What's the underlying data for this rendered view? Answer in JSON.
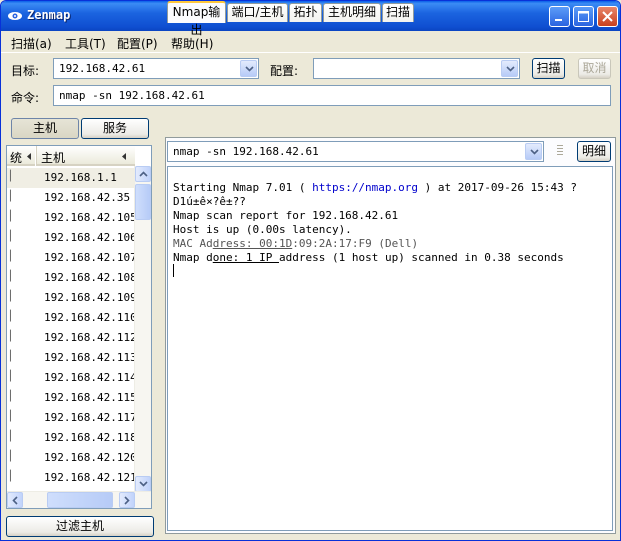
{
  "window": {
    "title": "Zenmap"
  },
  "menu": {
    "items": [
      "扫描(a)",
      "工具(T)",
      "配置(P)",
      "帮助(H)"
    ]
  },
  "target": {
    "label": "目标:",
    "value": "192.168.42.61"
  },
  "profile": {
    "label": "配置:",
    "value": ""
  },
  "actions": {
    "scan": "扫描",
    "cancel": "取消"
  },
  "command": {
    "label": "命令:",
    "value": "nmap -sn 192.168.42.61"
  },
  "left": {
    "hosts_button": "主机",
    "services_button": "服务",
    "col_os": "统",
    "col_host": "主机",
    "hosts": [
      "192.168.1.1",
      "192.168.42.35",
      "192.168.42.105",
      "192.168.42.106",
      "192.168.42.107",
      "192.168.42.108",
      "192.168.42.109",
      "192.168.42.110",
      "192.168.42.112",
      "192.168.42.113",
      "192.168.42.114",
      "192.168.42.115",
      "192.168.42.117",
      "192.168.42.118",
      "192.168.42.120",
      "192.168.42.121"
    ],
    "filter_button": "过滤主机"
  },
  "tabs": [
    "Nmap输出",
    "端口/主机",
    "拓扑",
    "主机明细",
    "扫描"
  ],
  "output": {
    "selector_value": "nmap -sn 192.168.42.61",
    "details_button": "明细",
    "line1_pre": "Starting Nmap 7.01 ( ",
    "line1_link": "https://nmap.org",
    "line1_post": " ) at 2017-09-26 15:43 ?",
    "line2": "D1ú±ê×?ê±??",
    "line3": "Nmap scan report for 192.168.42.61",
    "line4": "Host is up (0.00s latency).",
    "line5_pre": "MAC Ad",
    "line5_mid": "dress: 00:1D",
    "line5_post": ":09:2A:17:F9 (Dell)",
    "line6_pre": "Nmap d",
    "line6_mid": "one: 1 IP ",
    "line6_post": "address (1 host up) scanned in 0.38 seconds"
  },
  "colors": {
    "titlebar": "#0f4fd1",
    "active_tab_accent": "#ffc83c",
    "link": "#0000cc"
  }
}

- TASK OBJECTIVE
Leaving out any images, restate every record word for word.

- RESULT OF THIS EXERCISE
What's the underlying data for this rendered view? Answer in JSON.
{
  "window": {
    "title": "Zenmap"
  },
  "menu": {
    "items": [
      "扫描(a)",
      "工具(T)",
      "配置(P)",
      "帮助(H)"
    ]
  },
  "target": {
    "label": "目标:",
    "value": "192.168.42.61"
  },
  "profile": {
    "label": "配置:",
    "value": ""
  },
  "actions": {
    "scan": "扫描",
    "cancel": "取消"
  },
  "command": {
    "label": "命令:",
    "value": "nmap -sn 192.168.42.61"
  },
  "left": {
    "hosts_button": "主机",
    "services_button": "服务",
    "col_os": "统",
    "col_host": "主机",
    "hosts": [
      "192.168.1.1",
      "192.168.42.35",
      "192.168.42.105",
      "192.168.42.106",
      "192.168.42.107",
      "192.168.42.108",
      "192.168.42.109",
      "192.168.42.110",
      "192.168.42.112",
      "192.168.42.113",
      "192.168.42.114",
      "192.168.42.115",
      "192.168.42.117",
      "192.168.42.118",
      "192.168.42.120",
      "192.168.42.121"
    ],
    "filter_button": "过滤主机"
  },
  "tabs": [
    "Nmap输出",
    "端口/主机",
    "拓扑",
    "主机明细",
    "扫描"
  ],
  "output": {
    "selector_value": "nmap -sn 192.168.42.61",
    "details_button": "明细",
    "line1_pre": "Starting Nmap 7.01 ( ",
    "line1_link": "https://nmap.org",
    "line1_post": " ) at 2017-09-26 15:43 ?",
    "line2": "D1ú±ê×?ê±??",
    "line3": "Nmap scan report for 192.168.42.61",
    "line4": "Host is up (0.00s latency).",
    "line5_pre": "MAC Ad",
    "line5_mid": "dress: 00:1D",
    "line5_post": ":09:2A:17:F9 (Dell)",
    "line6_pre": "Nmap d",
    "line6_mid": "one: 1 IP ",
    "line6_post": "address (1 host up) scanned in 0.38 seconds"
  },
  "colors": {
    "titlebar": "#0f4fd1",
    "active_tab_accent": "#ffc83c",
    "link": "#0000cc"
  }
}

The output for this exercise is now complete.